┌────────
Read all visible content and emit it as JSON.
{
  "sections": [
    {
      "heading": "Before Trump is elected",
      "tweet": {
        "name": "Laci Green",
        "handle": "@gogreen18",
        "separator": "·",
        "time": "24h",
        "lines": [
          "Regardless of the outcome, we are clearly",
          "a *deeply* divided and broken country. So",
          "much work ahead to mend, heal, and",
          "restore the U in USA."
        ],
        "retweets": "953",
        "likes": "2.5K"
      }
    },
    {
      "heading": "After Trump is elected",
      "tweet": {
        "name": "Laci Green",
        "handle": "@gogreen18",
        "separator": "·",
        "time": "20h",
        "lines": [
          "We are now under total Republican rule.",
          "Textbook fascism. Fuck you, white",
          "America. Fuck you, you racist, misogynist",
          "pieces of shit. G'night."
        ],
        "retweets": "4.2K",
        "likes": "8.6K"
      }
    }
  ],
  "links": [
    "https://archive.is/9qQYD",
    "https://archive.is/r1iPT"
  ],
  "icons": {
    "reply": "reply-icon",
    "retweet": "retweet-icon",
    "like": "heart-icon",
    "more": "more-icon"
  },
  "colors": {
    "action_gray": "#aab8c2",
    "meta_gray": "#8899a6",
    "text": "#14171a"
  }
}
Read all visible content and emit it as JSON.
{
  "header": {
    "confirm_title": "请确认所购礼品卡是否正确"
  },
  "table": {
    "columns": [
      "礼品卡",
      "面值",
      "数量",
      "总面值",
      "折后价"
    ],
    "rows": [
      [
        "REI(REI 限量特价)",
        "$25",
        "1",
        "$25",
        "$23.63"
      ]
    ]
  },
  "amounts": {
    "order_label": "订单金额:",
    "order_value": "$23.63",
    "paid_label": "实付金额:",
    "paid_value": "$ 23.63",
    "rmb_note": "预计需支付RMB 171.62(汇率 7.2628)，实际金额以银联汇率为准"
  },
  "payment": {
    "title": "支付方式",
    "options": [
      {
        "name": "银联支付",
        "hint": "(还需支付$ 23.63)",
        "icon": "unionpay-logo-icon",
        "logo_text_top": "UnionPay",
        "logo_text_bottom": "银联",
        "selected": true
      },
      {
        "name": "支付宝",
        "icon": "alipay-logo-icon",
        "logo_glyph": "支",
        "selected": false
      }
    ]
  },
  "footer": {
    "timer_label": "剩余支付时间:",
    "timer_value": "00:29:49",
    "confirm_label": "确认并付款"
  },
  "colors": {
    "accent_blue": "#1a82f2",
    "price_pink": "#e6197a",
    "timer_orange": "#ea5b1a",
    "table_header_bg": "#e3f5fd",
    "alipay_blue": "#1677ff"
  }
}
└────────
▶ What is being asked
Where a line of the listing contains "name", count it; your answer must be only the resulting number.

▶ Written reply
4